Wherever "Click" appears in a line of the listing, that line should be returned.

● ● ●

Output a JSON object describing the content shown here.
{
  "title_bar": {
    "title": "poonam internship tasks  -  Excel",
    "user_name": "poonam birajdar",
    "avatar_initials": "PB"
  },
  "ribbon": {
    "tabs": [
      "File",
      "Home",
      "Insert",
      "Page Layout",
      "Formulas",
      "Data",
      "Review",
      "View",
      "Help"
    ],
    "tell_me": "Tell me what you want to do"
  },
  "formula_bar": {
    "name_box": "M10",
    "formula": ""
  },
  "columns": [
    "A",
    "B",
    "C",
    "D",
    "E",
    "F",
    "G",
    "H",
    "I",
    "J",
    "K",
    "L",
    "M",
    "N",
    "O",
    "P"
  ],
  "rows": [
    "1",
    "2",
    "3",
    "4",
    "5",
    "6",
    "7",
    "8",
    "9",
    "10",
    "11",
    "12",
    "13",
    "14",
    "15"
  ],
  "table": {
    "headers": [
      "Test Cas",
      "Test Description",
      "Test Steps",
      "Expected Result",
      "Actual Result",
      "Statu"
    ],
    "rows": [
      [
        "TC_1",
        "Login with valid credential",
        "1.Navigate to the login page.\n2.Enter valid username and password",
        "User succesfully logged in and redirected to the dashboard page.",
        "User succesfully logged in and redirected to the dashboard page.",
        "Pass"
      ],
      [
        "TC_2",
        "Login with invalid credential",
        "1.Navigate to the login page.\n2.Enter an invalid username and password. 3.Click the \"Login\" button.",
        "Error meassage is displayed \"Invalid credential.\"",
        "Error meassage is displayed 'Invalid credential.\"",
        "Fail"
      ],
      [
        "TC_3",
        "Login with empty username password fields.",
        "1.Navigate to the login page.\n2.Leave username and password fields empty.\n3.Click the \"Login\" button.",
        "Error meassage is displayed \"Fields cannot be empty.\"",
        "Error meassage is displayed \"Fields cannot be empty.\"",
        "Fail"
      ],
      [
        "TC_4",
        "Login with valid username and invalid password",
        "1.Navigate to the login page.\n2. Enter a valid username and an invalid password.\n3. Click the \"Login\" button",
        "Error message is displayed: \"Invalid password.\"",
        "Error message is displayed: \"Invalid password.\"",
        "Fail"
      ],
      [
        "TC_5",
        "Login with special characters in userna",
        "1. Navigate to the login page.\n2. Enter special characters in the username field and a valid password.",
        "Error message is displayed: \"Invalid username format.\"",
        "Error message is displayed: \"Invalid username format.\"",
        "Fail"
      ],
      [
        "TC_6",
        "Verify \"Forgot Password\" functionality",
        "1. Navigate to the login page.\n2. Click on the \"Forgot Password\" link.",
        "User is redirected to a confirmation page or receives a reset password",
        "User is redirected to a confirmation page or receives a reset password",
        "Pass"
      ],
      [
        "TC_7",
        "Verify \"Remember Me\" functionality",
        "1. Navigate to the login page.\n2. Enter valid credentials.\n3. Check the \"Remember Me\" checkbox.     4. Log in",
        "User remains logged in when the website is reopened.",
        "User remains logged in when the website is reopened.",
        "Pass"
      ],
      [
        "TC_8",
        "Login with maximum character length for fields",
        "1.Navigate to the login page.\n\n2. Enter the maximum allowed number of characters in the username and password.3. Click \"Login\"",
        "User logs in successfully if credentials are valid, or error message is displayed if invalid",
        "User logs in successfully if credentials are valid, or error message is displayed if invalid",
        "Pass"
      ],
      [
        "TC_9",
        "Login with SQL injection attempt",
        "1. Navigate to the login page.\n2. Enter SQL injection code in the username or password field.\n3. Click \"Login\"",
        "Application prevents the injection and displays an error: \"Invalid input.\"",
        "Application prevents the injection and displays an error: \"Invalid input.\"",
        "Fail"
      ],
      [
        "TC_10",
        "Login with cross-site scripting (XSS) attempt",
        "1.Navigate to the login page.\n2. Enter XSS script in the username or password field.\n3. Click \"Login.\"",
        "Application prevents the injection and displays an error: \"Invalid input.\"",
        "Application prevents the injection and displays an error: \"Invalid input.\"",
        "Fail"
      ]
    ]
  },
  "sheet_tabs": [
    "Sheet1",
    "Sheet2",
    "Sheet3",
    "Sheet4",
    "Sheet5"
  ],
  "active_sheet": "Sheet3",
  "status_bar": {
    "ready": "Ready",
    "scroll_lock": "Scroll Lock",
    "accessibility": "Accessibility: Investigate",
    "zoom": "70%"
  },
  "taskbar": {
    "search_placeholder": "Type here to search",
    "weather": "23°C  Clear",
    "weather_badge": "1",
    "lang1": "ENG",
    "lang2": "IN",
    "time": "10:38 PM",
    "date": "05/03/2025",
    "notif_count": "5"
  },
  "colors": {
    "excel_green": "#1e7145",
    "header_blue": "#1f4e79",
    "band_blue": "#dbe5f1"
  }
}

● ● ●

§ Output of the exercise:
        "1.Navigate to the login page.\n2.Enter an invalid username and password. 3.Click the \"Login\" button.",
        "1.Navigate to the login page.\n2.Leave username and password fields empty.\n3.Click the \"Login\" button.",
        "1.Navigate to the login page.\n2. Enter a valid username and an invalid password.\n3. Click the \"Login\" button",
        "1. Navigate to the login page.\n2. Click on the \"Forgot Password\" link.",
        "1.Navigate to the login page.\n\n2. Enter the maximum allowed number of characters in the username and password.3. Click \"Login\"",
        "1. Navigate to the login page.\n2. Enter SQL injection code in the username or password field.\n3. Click \"Login\"",
        "1.Navigate to the login page.\n2. Enter XSS script in the username or password field.\n3. Click \"Login.\"",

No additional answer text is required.